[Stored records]
..........
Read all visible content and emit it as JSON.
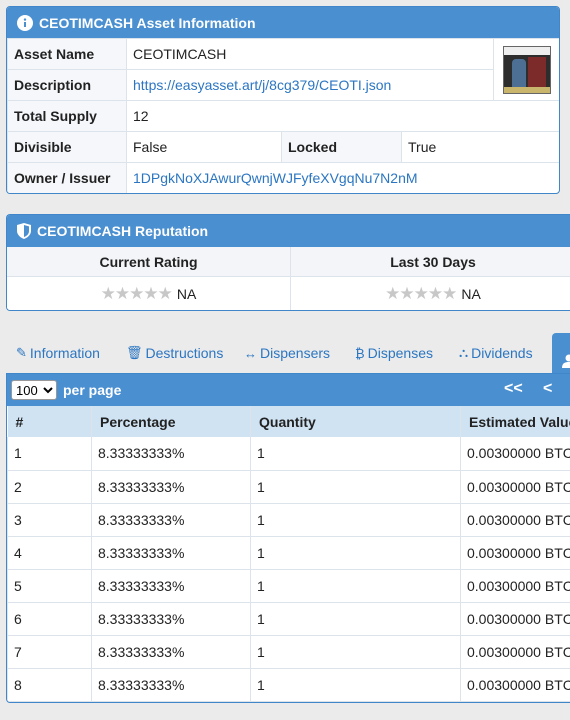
{
  "asset_info": {
    "title": "CEOTIMCASH Asset Information",
    "rows": {
      "asset_name_label": "Asset Name",
      "asset_name": "CEOTIMCASH",
      "description_label": "Description",
      "description": "https://easyasset.art/j/8cg379/CEOTI.json",
      "total_supply_label": "Total Supply",
      "total_supply": "12",
      "divisible_label": "Divisible",
      "divisible": "False",
      "locked_label": "Locked",
      "locked": "True",
      "owner_label": "Owner / Issuer",
      "owner": "1DPgkNoXJAwurQwnjWJFyfeXVgqNu7N2nM"
    }
  },
  "reputation": {
    "title": "CEOTIMCASH Reputation",
    "current_rating_label": "Current Rating",
    "last30_label": "Last 30 Days",
    "current_rating": "NA",
    "last30": "NA",
    "stars": "★★★★★"
  },
  "tabs": [
    {
      "icon": "✎",
      "label": "Information"
    },
    {
      "icon": "🗑",
      "label": "Destructions"
    },
    {
      "icon": "↔",
      "label": "Dispensers"
    },
    {
      "icon": "₿",
      "label": "Dispenses"
    },
    {
      "icon": "⛬",
      "label": "Dividends"
    }
  ],
  "holders": {
    "page_size": "100",
    "per_page_label": "per page",
    "first_btn": "<<",
    "prev_btn": "<",
    "headers": [
      "#",
      "Percentage",
      "Quantity",
      "Estimated Value"
    ],
    "rows": [
      [
        "1",
        "8.33333333%",
        "1",
        "0.00300000 BTC"
      ],
      [
        "2",
        "8.33333333%",
        "1",
        "0.00300000 BTC"
      ],
      [
        "3",
        "8.33333333%",
        "1",
        "0.00300000 BTC"
      ],
      [
        "4",
        "8.33333333%",
        "1",
        "0.00300000 BTC"
      ],
      [
        "5",
        "8.33333333%",
        "1",
        "0.00300000 BTC"
      ],
      [
        "6",
        "8.33333333%",
        "1",
        "0.00300000 BTC"
      ],
      [
        "7",
        "8.33333333%",
        "1",
        "0.00300000 BTC"
      ],
      [
        "8",
        "8.33333333%",
        "1",
        "0.00300000 BTC"
      ]
    ]
  },
  "colors": {
    "header_blue": "#4a8fd0",
    "link_blue": "#2b76c2",
    "table_header_bg": "#cfe3f3"
  }
}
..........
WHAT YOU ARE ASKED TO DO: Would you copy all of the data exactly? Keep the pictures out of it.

EXERCISE ANSWER:
Read all visible content and emit it as JSON.
{
  "asset_info": {
    "title": "CEOTIMCASH Asset Information",
    "rows": {
      "asset_name_label": "Asset Name",
      "asset_name": "CEOTIMCASH",
      "description_label": "Description",
      "description": "https://easyasset.art/j/8cg379/CEOTI.json",
      "total_supply_label": "Total Supply",
      "total_supply": "12",
      "divisible_label": "Divisible",
      "divisible": "False",
      "locked_label": "Locked",
      "locked": "True",
      "owner_label": "Owner / Issuer",
      "owner": "1DPgkNoXJAwurQwnjWJFyfeXVgqNu7N2nM"
    }
  },
  "reputation": {
    "title": "CEOTIMCASH Reputation",
    "current_rating_label": "Current Rating",
    "last30_label": "Last 30 Days",
    "current_rating": "NA",
    "last30": "NA",
    "stars": "★★★★★"
  },
  "tabs": [
    {
      "icon": "✎",
      "label": "Information"
    },
    {
      "icon": "🗑",
      "label": "Destructions"
    },
    {
      "icon": "↔",
      "label": "Dispensers"
    },
    {
      "icon": "₿",
      "label": "Dispenses"
    },
    {
      "icon": "⛬",
      "label": "Dividends"
    }
  ],
  "holders": {
    "page_size": "100",
    "per_page_label": "per page",
    "first_btn": "<<",
    "prev_btn": "<",
    "headers": [
      "#",
      "Percentage",
      "Quantity",
      "Estimated Value"
    ],
    "rows": [
      [
        "1",
        "8.33333333%",
        "1",
        "0.00300000 BTC"
      ],
      [
        "2",
        "8.33333333%",
        "1",
        "0.00300000 BTC"
      ],
      [
        "3",
        "8.33333333%",
        "1",
        "0.00300000 BTC"
      ],
      [
        "4",
        "8.33333333%",
        "1",
        "0.00300000 BTC"
      ],
      [
        "5",
        "8.33333333%",
        "1",
        "0.00300000 BTC"
      ],
      [
        "6",
        "8.33333333%",
        "1",
        "0.00300000 BTC"
      ],
      [
        "7",
        "8.33333333%",
        "1",
        "0.00300000 BTC"
      ],
      [
        "8",
        "8.33333333%",
        "1",
        "0.00300000 BTC"
      ]
    ]
  },
  "colors": {
    "header_blue": "#4a8fd0",
    "link_blue": "#2b76c2",
    "table_header_bg": "#cfe3f3"
  }
}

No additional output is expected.